would be the current office holder. At the time this film was made (1962), it should have been a portrait of JFK.
The helicopter pilot reported that Burns fired at his tail rotor (to allow him to land safely).
However, without actually seeing the trajectory of the bullet, angle of the rifle, or the impact (it missed),
the pilot had absolutely no way of knowing Burns' intentions.
Burns' rifle jumps from its holster on the horse's back to his hand.
When Burns begins to cross the river with Whisky, the background appears to be flat and desolate,
but seen from a subsequent angle, many buildings appear in the background.
9 minutes into the movie when Jerry Bondi is putting ham into the frying pan, the bread bin next to her is shut.
A couple of seconds later, it is open.
In the bar scene, Burns sits down at a table with a mug of beer and drinks half of it.
The one-armed man throws a bottle at him and in the next shot his mug is full.
Crew or equipment visible

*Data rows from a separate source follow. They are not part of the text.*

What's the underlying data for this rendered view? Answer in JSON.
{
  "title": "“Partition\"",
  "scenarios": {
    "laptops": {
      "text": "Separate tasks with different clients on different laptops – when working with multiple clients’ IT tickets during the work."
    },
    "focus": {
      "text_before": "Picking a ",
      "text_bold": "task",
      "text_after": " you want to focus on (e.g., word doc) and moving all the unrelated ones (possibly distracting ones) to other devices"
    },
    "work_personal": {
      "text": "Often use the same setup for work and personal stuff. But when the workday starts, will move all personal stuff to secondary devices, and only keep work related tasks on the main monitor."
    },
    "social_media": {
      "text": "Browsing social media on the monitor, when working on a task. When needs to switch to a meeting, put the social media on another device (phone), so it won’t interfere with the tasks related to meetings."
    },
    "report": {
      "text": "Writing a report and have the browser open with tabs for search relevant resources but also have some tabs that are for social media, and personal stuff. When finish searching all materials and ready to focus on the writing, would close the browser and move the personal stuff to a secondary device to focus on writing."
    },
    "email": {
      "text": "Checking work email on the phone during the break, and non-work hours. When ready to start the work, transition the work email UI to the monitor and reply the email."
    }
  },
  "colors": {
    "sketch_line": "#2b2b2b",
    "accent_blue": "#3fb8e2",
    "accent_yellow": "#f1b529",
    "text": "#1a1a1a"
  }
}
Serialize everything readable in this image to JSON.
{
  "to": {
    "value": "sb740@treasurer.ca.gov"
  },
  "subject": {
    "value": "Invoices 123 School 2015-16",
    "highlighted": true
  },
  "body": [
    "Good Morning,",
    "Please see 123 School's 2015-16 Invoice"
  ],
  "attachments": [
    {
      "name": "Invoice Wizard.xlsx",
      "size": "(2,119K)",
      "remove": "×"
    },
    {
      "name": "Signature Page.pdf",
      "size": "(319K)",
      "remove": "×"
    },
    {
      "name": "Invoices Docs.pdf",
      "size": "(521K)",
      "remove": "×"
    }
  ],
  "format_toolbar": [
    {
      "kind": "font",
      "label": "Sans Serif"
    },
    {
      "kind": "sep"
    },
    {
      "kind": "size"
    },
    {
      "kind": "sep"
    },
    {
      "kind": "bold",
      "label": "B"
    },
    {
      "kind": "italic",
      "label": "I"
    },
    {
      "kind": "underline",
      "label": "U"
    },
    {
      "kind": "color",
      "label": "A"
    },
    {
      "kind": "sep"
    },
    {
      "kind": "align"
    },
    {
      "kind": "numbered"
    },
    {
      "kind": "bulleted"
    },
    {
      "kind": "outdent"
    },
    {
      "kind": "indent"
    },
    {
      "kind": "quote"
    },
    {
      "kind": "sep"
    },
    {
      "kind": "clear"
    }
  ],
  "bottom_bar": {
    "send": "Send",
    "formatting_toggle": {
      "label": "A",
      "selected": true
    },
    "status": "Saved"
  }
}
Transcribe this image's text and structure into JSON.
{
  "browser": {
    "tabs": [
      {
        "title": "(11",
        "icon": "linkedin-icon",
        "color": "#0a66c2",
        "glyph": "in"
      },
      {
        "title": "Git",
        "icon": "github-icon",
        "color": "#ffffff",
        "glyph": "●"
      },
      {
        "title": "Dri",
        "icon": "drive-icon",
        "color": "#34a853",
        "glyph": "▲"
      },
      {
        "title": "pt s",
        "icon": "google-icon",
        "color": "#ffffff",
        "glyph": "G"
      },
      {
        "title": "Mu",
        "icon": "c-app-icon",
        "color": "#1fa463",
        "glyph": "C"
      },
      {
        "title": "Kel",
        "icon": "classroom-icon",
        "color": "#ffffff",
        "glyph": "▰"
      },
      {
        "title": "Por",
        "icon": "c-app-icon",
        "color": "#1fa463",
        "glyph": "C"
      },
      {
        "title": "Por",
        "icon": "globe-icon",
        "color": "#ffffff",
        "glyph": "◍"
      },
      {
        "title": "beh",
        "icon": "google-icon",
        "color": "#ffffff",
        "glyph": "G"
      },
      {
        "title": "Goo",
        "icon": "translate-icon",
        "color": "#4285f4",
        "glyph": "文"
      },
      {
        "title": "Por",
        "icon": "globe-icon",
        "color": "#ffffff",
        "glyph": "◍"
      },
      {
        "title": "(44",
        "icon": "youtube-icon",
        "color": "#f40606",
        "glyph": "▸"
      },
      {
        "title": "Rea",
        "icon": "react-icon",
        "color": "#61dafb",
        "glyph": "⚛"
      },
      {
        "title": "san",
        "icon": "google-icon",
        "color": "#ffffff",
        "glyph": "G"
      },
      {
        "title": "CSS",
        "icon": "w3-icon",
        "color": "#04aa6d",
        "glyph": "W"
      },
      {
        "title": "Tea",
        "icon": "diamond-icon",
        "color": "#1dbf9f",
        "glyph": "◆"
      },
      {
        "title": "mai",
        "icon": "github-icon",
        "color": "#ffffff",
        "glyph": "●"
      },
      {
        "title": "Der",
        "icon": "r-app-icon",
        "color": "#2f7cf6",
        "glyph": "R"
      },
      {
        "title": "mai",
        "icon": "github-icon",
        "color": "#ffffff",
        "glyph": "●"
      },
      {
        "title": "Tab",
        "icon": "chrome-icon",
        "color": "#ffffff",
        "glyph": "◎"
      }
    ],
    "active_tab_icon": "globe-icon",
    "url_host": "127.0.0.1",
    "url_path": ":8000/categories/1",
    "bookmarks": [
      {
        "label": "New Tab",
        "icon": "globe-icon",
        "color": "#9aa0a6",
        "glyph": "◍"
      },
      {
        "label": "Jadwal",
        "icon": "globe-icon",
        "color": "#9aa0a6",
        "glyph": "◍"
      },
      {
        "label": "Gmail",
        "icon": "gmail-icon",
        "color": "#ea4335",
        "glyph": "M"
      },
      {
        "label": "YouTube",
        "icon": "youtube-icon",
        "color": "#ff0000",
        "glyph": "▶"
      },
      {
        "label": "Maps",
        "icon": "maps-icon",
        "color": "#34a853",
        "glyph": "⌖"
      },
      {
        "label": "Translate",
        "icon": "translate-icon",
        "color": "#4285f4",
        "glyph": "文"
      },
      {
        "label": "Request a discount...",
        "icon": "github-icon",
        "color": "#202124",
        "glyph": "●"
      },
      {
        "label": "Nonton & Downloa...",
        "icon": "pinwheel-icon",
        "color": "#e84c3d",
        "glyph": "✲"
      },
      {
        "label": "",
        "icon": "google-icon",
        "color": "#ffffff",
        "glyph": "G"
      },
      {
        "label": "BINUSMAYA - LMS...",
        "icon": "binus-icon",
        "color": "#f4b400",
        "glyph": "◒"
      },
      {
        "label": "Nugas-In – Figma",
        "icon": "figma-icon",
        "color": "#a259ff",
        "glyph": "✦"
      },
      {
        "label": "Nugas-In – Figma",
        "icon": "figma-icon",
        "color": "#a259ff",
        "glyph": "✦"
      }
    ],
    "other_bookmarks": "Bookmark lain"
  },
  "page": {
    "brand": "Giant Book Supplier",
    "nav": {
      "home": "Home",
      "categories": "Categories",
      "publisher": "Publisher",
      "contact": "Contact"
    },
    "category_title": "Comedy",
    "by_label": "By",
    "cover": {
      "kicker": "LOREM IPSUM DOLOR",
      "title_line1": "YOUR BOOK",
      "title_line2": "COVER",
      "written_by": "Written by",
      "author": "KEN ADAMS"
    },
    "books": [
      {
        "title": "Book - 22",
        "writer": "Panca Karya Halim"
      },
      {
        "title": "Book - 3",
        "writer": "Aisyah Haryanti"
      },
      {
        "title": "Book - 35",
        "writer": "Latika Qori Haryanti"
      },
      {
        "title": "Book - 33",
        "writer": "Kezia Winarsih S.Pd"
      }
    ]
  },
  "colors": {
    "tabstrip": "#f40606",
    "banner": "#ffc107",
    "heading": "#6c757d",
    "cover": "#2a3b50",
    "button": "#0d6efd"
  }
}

Five minutes into the movie when Jack Burns is watering his horse and Jerry Bondi is cautioning him to be careful,
a crewmember is reflected in the window of the car in the background.
Errors in geography
When Carroll O'Connor truck driver stops in Joplin, Mo., early in the movie, mountains are clearly visible in the background.
There are none in Joplin.
During the scene when the Sheriff is facing the hovering helicopter and talking to the pilot by radio, on Matthau's closeups,
the shadow of the helicopter has been positioned behind him. Only the sun is behind the Sheriff
and the helicopter's shadow would be way in front of the jeep, not behind.
A common Hollywood mistake when radios are used is to end the transmission with the phrase "Over and out".
"Over" is used when turning the channel to the other speaker and "Out" is used when the transmission is finished,
but one wouldn't say "Over and out". In this movie, radio use is inconsistent.
Sometimes "Over and out" is used incorrectly, sometimes "Out" is used correctly and sometimes
speakers switch back and forth without indicating anything at all.
If a helicopter's tail rotor is damaged, the helicopter would begin spinning, not swooping back and forth.
The pilot would be forced to auto-rotate to a landing.
Obvious stunt double when Burns is leading his horse up the mountain.
The aircraft purports to be a US Air Force helicopter and indeed shows some military markings.
However, the FAA "N" number (N8411E) is clearly visible on the belly and the tail of the aircraft.
Military aircraft never show civilian markings.
When the one-armed man throws his mug of beer at Burns and it hits him in the thigh, it shatters.
No heavy glass mug of the type used in bars would shatter
(or even break for that matter) when hitting something that soft.
Albuquerque, New Mexico, USA
Kirtland Air Force Base, Albuquerque, New Mexico, USA
Manzano Mountains, Albuquerque, New Mexico, USA
Sandia Mountains, Albuquerque, New Mexico, USA
Tijeras Canyon, Kirtland Air Force Base, Albuquerque, New Mexico, USA
Watch the Trailer